Oracle Decision Model

From the software architecture perspective, a blockchain could be used as a component or connector within a large software system. Blockchain-based solutions typically need to send/receive data to/from off-chain components. However, as the execution environment of blockchain is self-contained, it can only access data included in transactions and the global state. An oracle is used to bridge blockchain with the external world. An oracle can be characterized along three dimensions: the direction of the data flow, the initiator of the data flow, and the decentralization of the deployment. Thus, the patterns in this category cover such dimensions of oracles. The oracle decision model is shown below figure. This decision model could be skipped for use cases that can operate purely on the transaction and global state, e.g., cryptocurrencies.

Decision model for interaction with the external world

Decision model for interaction with the external world

When it comes to the oracle deployment options, a centralized oracle could be applied to collect the external state. The centralized oracle introduces a trusted third-party into the blockchain system to verify the external state. Such a centralized oracle component becomes a single point of failure, whose unavailability, failure, or compromise may prevent blockchain from completing the transaction validation. To overcome a single point of failure, a decentralized oracle consisting of multiple external servers and independent data sources could be used. In this case, the voting pattern could be used with multiple decentralized oracles to reach consensus on the external state. For example, k-of-m threshold signature could be used by multiple oracles to sign on the same value to be written on to the blockchain.

The direction of the data flow is typically the first factor to consider. If the data flow from the external world to the blockchain, an inbound oracle is used to transfer data from the external world to the blockchain. Depending on the initiator of the data flow, we can choose either a pull-based inbound oracle or a push-based inbound oracle pattern.

When a smart contract requests an off-chain state/data, the pull-based inbound oracle receives the request from the caller smart contract, gathers the state from off-chain components, and sends the state back to the caller using a transaction. This process is transparent as it is implemented using smart contracts that communicate via delegated calls. A pull-based inbound oracle’s performance is constrained by the transaction rate of the blockchain network and the time needed to collect external data once the request is made to the oracle.

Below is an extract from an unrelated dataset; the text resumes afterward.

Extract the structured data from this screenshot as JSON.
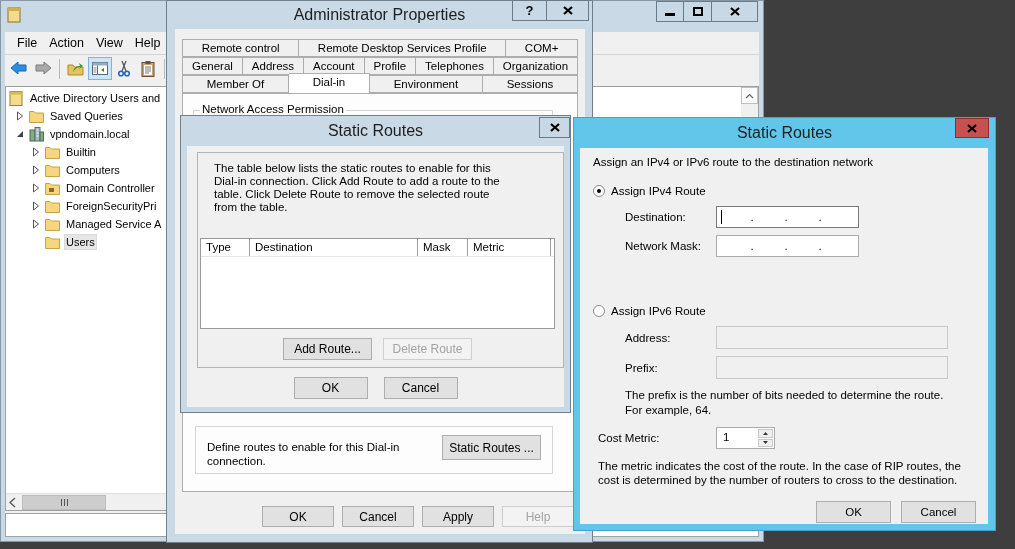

A push-based inbound oracle uses off-chain components to monitor external state/data changes and proactively injects any updates into the blockchain. This enhances the performance as the calling smart contract does not need to wait for the oracle to collect data. However, because such a push-based inbound oracle is not deployed on blockchain as a smart contract, the data provision depends on an off-chain component that does not have security guarantees similar to the blockchain. If the use case needs to resolve temporal conflicts, the history oracle pattern could be applied to complement push-based inbound oracle to provide historical values of off-chain data. In these patterns, how the data came into existence is invisible.

If the data flow from blockchain to the external world, an outbound oracle can be used to transfer data from blockchain to the external system. Similar to in-bound oracles, there are push-based outbound oracles and pull-based outbound oracles. The former keeps monitoring the blockchain for relevant updates. For example, watching the events logged in Solidity smart contract, and subsequently triggering relevant off-chain activities. Alternatively, a pull-based outbound oracle query on-chain data on demand.